Belly Wrapping, What Is It?
Belly Binding or wrapping is any process of using fabric to support the pelvis and abdominal area of a woman in the postpartum period. Japanese and Taiwanese women have used sarashi for generations to accomplish this. Indonesian women use long pieces of beautiful batiks, and some American women buy a girdle-type garment of stretchy but supportive material. The advantage to the sarashi or batik (woven) fabric for wrapping is that it's infinitely adjustable, beautiful, and fits most women. No worrying if it will fit your body when it arrives, or that it won't fit as well once you start losing some of the pregnancy weight. Most sarashi or batik wraps are about 13-14 yards long and 8-10 inches wide. These wraps are comfortable and can be worn under or over your clothing.

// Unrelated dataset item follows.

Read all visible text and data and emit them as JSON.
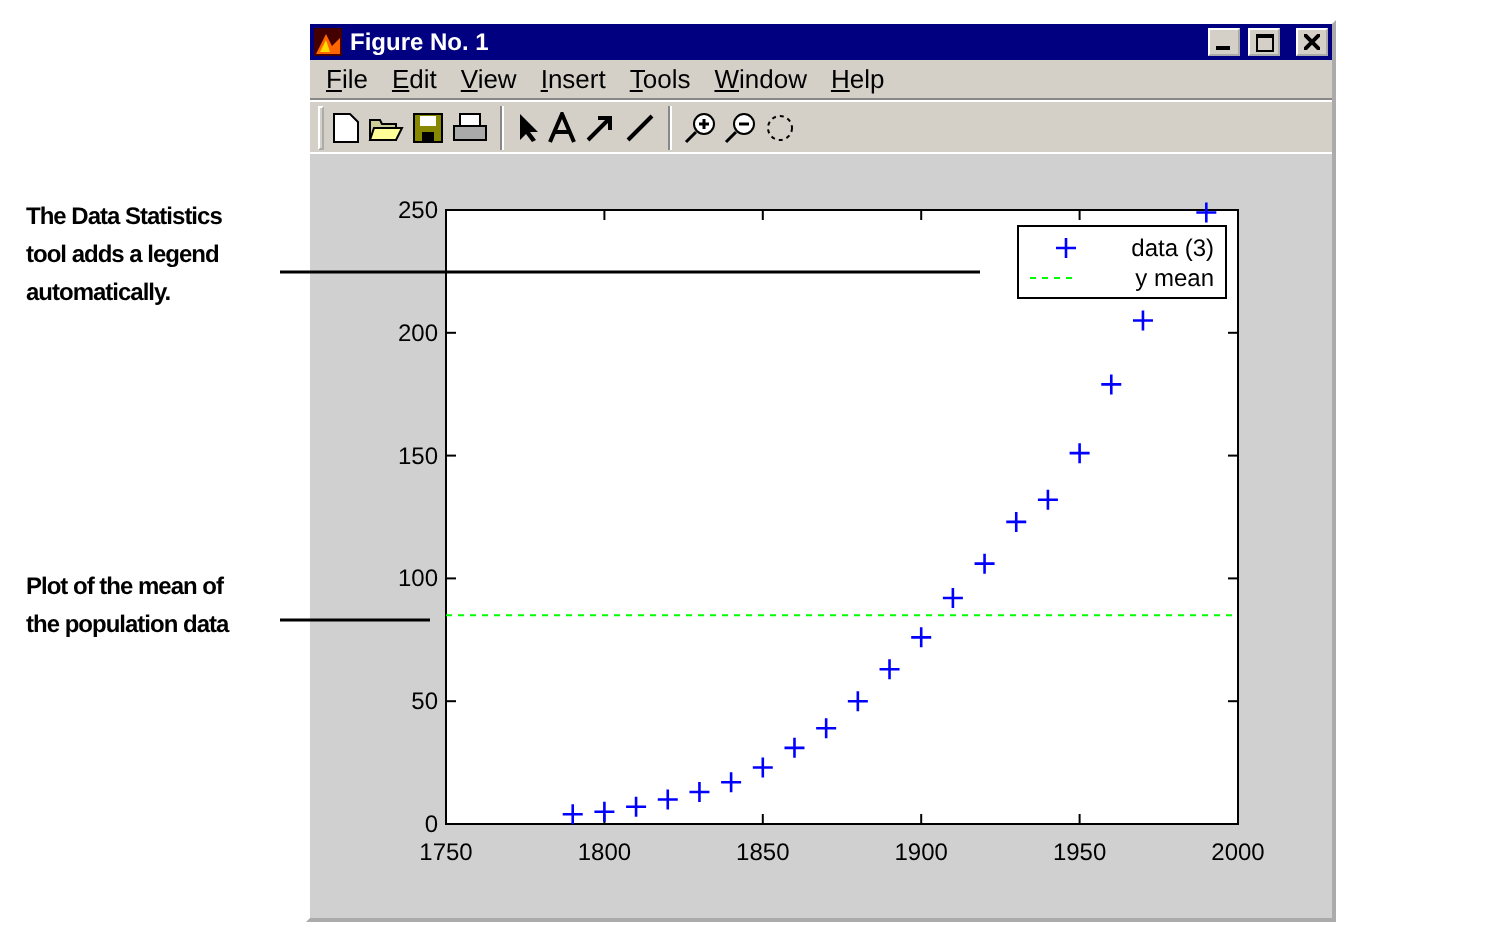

Belly Binding or wrapping has been an important part of a woman's post-partum recovery for thousands of years. If you've read some of my other blog posts, you know that I LOVE having research studies to give you to support even traditional birth practices. However....there just isn't a lot of "scientific" evidence to support the practice of post-partum abdominal wrapping. What we do have, though, is the experience of millions of women and the fact that this practice persists in many cultures where non-evidence based binding practices (foot binding, anyone?!) have not. A lot of the benefits of belly wrapping are common sense, also.
Why Try Belly Wrapping?
Belly wrapping has many benefits for the mother. For nearly 10 months, a pregnant woman's body has been expanding and changing with the growing baby, maybe even babies! Blood volume increases, fluid retention becomes greater, the body stores fat for the baby, the uterus grows and pushes the other organs around, and the abdominal muscles stretch and may even separate (this is called diastasis recti) to allow enough room for the growing baby and uterus. All of these amazing changes are necessary for pregnancy, but not so much for breastfeeding or carrying your baby on the outside! Additionally, during labor the cervix dilates fully and the pelvis may widen to allow the baby enough space to be born. The wrap can help the body to return to it's pre-pregnancy state, or as closely as possible, much more quickly and comfortably than without it. How?
Benefits of Belly Wrapping
Provides constant, steady pressure to the pelvic area and hips, which helps them to close as much as possible back to their previous width
Abdominal support helps to close the abdominal wall and heal diastatis recti
Relieves back pain by supporting the abdominals during the postpartum healing process
Supports correct posture and spinal realignment
Provides back support during breastfeeding, when many women tend to slouch (been there, done that!)
Constant pressure encourages the organs in the torso and pelvis to shrink back and return to their pre-pregnancy size
When Should You Start Belly Wrapping?
If you've had a vaginal birth, it's best to start wrapping as soon as you feel up to it. You can start on postpartum day 2, or anytime within the first week. If you've had a cesarean birth, you'll want to wait at least 4 weeks, or until your incision is completely healed.
How Long Should You Wear the Wrap?
The belly wrap is traditionally worn for 8-12 hours a day, for at least 40 days. How long you wear the wrap is up to you. Most women do not sleep in it, so you'll be taught to wrap it yourself or with a helper. It's really not complicated!
Where Can You Get a Wrap?
You have a few choices. I make them, and I can provide you with a wrap, along with several postpartum visits where I will wrap you, show you how to do it, and leave you with instructions. The value of the wrap is included in the cost of this service.
You are also welcome to make one yourself! You will need a long piece of cotton, silk, or linen, 8" or so by 13-15 yards long. You may also purchase a wrap from me separately of Indonesian batik (55$) or dupioni silk (65$). Whichever you choose, I am looking foward to feedback about this ancient and useful postpartum practice!
I look at birth from the perspective that our bodies are wonderfully made, and if we really believe that and work with the birth process and nourish our bodies properly, they will function optimally, most of the time!